Work order: Each line of the records that follow must come back exactly, with pictures skipped.

── Extracted data

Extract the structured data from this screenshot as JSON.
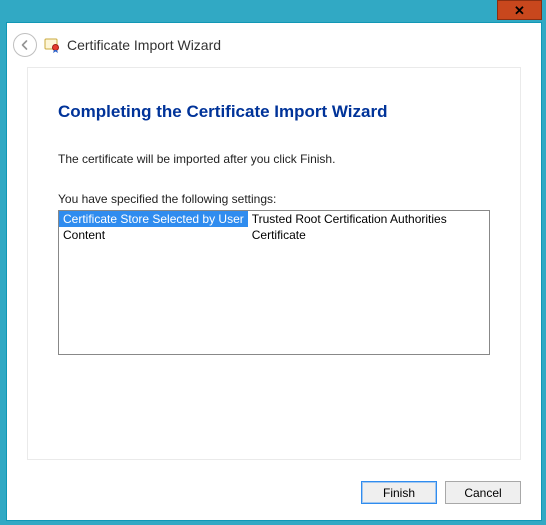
{
  "window": {
    "close_glyph": "✕"
  },
  "header": {
    "title": "Certificate Import Wizard"
  },
  "page": {
    "title": "Completing the Certificate Import Wizard",
    "description": "The certificate will be imported after you click Finish.",
    "settings_label": "You have specified the following settings:",
    "settings": [
      {
        "key": "Certificate Store Selected by User",
        "value": "Trusted Root Certification Authorities",
        "selected": true
      },
      {
        "key": "Content",
        "value": "Certificate",
        "selected": false
      }
    ]
  },
  "footer": {
    "finish_label": "Finish",
    "cancel_label": "Cancel"
  }
}
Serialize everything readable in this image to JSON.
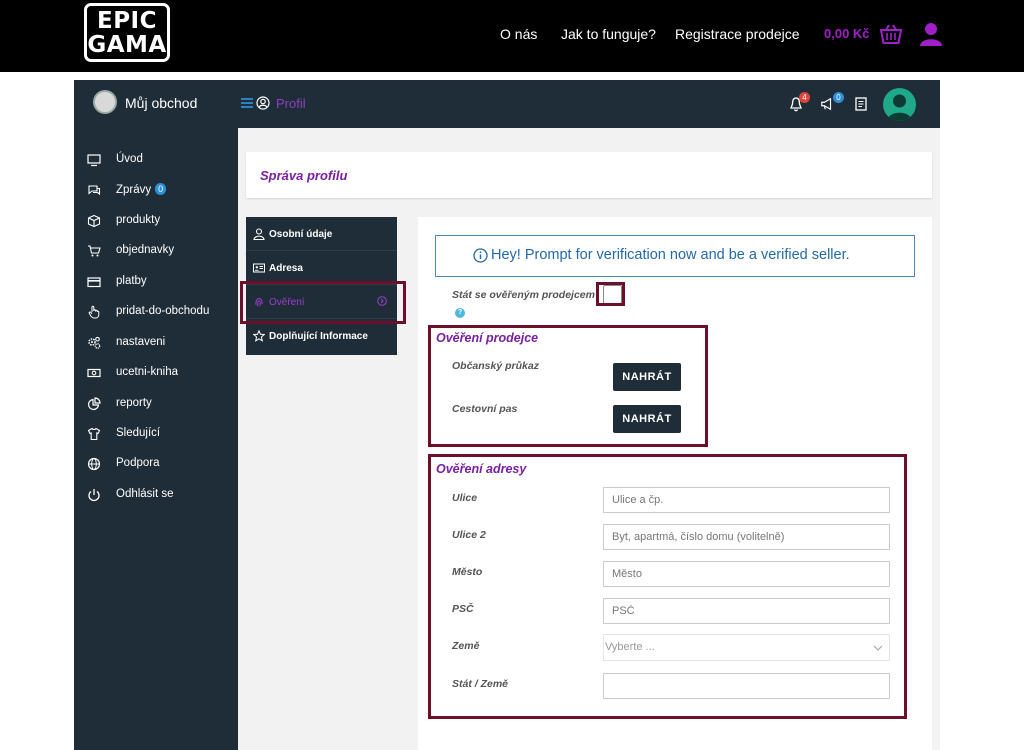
{
  "topbar": {
    "logo_line1": "EPIC",
    "logo_line2": "GAMA",
    "nav": [
      "O nás",
      "Jak to funguje?",
      "Registrace prodejce"
    ],
    "cart_total": "0,00 Kč",
    "cart_icon": "basket-icon",
    "user_icon": "user-icon"
  },
  "header": {
    "shop_name": "Můj obchod",
    "breadcrumb": "Profil",
    "notifications_count": "4",
    "announcements_count": "0"
  },
  "sidebar": {
    "items": [
      {
        "label": "Úvod",
        "icon": "monitor-icon"
      },
      {
        "label": "Zprávy",
        "icon": "chat-icon",
        "badge": "0"
      },
      {
        "label": "produkty",
        "icon": "box-icon"
      },
      {
        "label": "objednavky",
        "icon": "cart-icon"
      },
      {
        "label": "platby",
        "icon": "credit-card-icon"
      },
      {
        "label": "pridat-do-obchodu",
        "icon": "hand-pointer-icon"
      },
      {
        "label": "nastaveni",
        "icon": "gears-icon"
      },
      {
        "label": "ucetni-kniha",
        "icon": "money-icon"
      },
      {
        "label": "reporty",
        "icon": "pie-chart-icon"
      },
      {
        "label": "Sledující",
        "icon": "shirt-icon"
      },
      {
        "label": "Podpora",
        "icon": "globe-icon"
      },
      {
        "label": "Odhlásit se",
        "icon": "power-icon"
      }
    ]
  },
  "main": {
    "page_title": "Správa profilu",
    "tabs": [
      {
        "label": "Osobní údaje",
        "icon": "user-outline-icon"
      },
      {
        "label": "Adresa",
        "icon": "id-card-icon"
      },
      {
        "label": "Ověření",
        "icon": "fingerprint-icon",
        "active": true
      },
      {
        "label": "Doplňující Informace",
        "icon": "star-icon"
      }
    ],
    "alert_text": "Hey! Prompt for verification now and be a verified seller.",
    "become_verified_label": "Stát se ověřeným prodejcem",
    "seller_section": {
      "title": "Ověření prodejce",
      "id_card_label": "Občanský průkaz",
      "passport_label": "Cestovní pas",
      "upload_label": "NAHRÁT"
    },
    "address_section": {
      "title": "Ověření adresy",
      "street_label": "Ulice",
      "street_placeholder": "Ulice a čp.",
      "street2_label": "Ulice 2",
      "street2_placeholder": "Byt, apartmá, číslo domu (volitelně)",
      "city_label": "Město",
      "city_placeholder": "Město",
      "zip_label": "PSČ",
      "zip_placeholder": "PSČ",
      "country_label": "Země",
      "country_placeholder": "Vyberte ...",
      "state_label": "Stát / Země",
      "state_value": ""
    }
  },
  "colors": {
    "dark": "#1f2d38",
    "accent": "#7a1fa2",
    "highlight": "#6b0f2a",
    "info": "#2469a8"
  }
}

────

Task result:
Extract the structured data from this screenshot as JSON.
{
  "window": {
    "close_glyph": "✕"
  },
  "header": {
    "title": "Certificate Import Wizard"
  },
  "page": {
    "title": "Completing the Certificate Import Wizard",
    "description": "The certificate will be imported after you click Finish.",
    "settings_label": "You have specified the following settings:",
    "settings": [
      {
        "key": "Certificate Store Selected by User",
        "value": "Trusted Root Certification Authorities",
        "selected": true
      },
      {
        "key": "Content",
        "value": "Certificate",
        "selected": false
      }
    ]
  },
  "footer": {
    "finish_label": "Finish",
    "cancel_label": "Cancel"
  }
}
Serialize everything readable in this image to JSON.
{
  "topbar": {
    "logo_line1": "EPIC",
    "logo_line2": "GAMA",
    "nav": [
      "O nás",
      "Jak to funguje?",
      "Registrace prodejce"
    ],
    "cart_total": "0,00 Kč",
    "cart_icon": "basket-icon",
    "user_icon": "user-icon"
  },
  "header": {
    "shop_name": "Můj obchod",
    "breadcrumb": "Profil",
    "notifications_count": "4",
    "announcements_count": "0"
  },
  "sidebar": {
    "items": [
      {
        "label": "Úvod",
        "icon": "monitor-icon"
      },
      {
        "label": "Zprávy",
        "icon": "chat-icon",
        "badge": "0"
      },
      {
        "label": "produkty",
        "icon": "box-icon"
      },
      {
        "label": "objednavky",
        "icon": "cart-icon"
      },
      {
        "label": "platby",
        "icon": "credit-card-icon"
      },
      {
        "label": "pridat-do-obchodu",
        "icon": "hand-pointer-icon"
      },
      {
        "label": "nastaveni",
        "icon": "gears-icon"
      },
      {
        "label": "ucetni-kniha",
        "icon": "money-icon"
      },
      {
        "label": "reporty",
        "icon": "pie-chart-icon"
      },
      {
        "label": "Sledující",
        "icon": "shirt-icon"
      },
      {
        "label": "Podpora",
        "icon": "globe-icon"
      },
      {
        "label": "Odhlásit se",
        "icon": "power-icon"
      }
    ]
  },
  "main": {
    "page_title": "Správa profilu",
    "tabs": [
      {
        "label": "Osobní údaje",
        "icon": "user-outline-icon"
      },
      {
        "label": "Adresa",
        "icon": "id-card-icon"
      },
      {
        "label": "Ověření",
        "icon": "fingerprint-icon",
        "active": true
      },
      {
        "label": "Doplňující Informace",
        "icon": "star-icon"
      }
    ],
    "alert_text": "Hey! Prompt for verification now and be a verified seller.",
    "become_verified_label": "Stát se ověřeným prodejcem",
    "seller_section": {
      "title": "Ověření prodejce",
      "id_card_label": "Občanský průkaz",
      "passport_label": "Cestovní pas",
      "upload_label": "NAHRÁT"
    },
    "address_section": {
      "title": "Ověření adresy",
      "street_label": "Ulice",
      "street_placeholder": "Ulice a čp.",
      "street2_label": "Ulice 2",
      "street2_placeholder": "Byt, apartmá, číslo domu (volitelně)",
      "city_label": "Město",
      "city_placeholder": "Město",
      "zip_label": "PSČ",
      "zip_placeholder": "PSČ",
      "country_label": "Země",
      "country_placeholder": "Vyberte ...",
      "state_label": "Stát / Země",
      "state_value": ""
    }
  },
  "colors": {
    "dark": "#1f2d38",
    "accent": "#7a1fa2",
    "highlight": "#6b0f2a",
    "info": "#2469a8"
  }
}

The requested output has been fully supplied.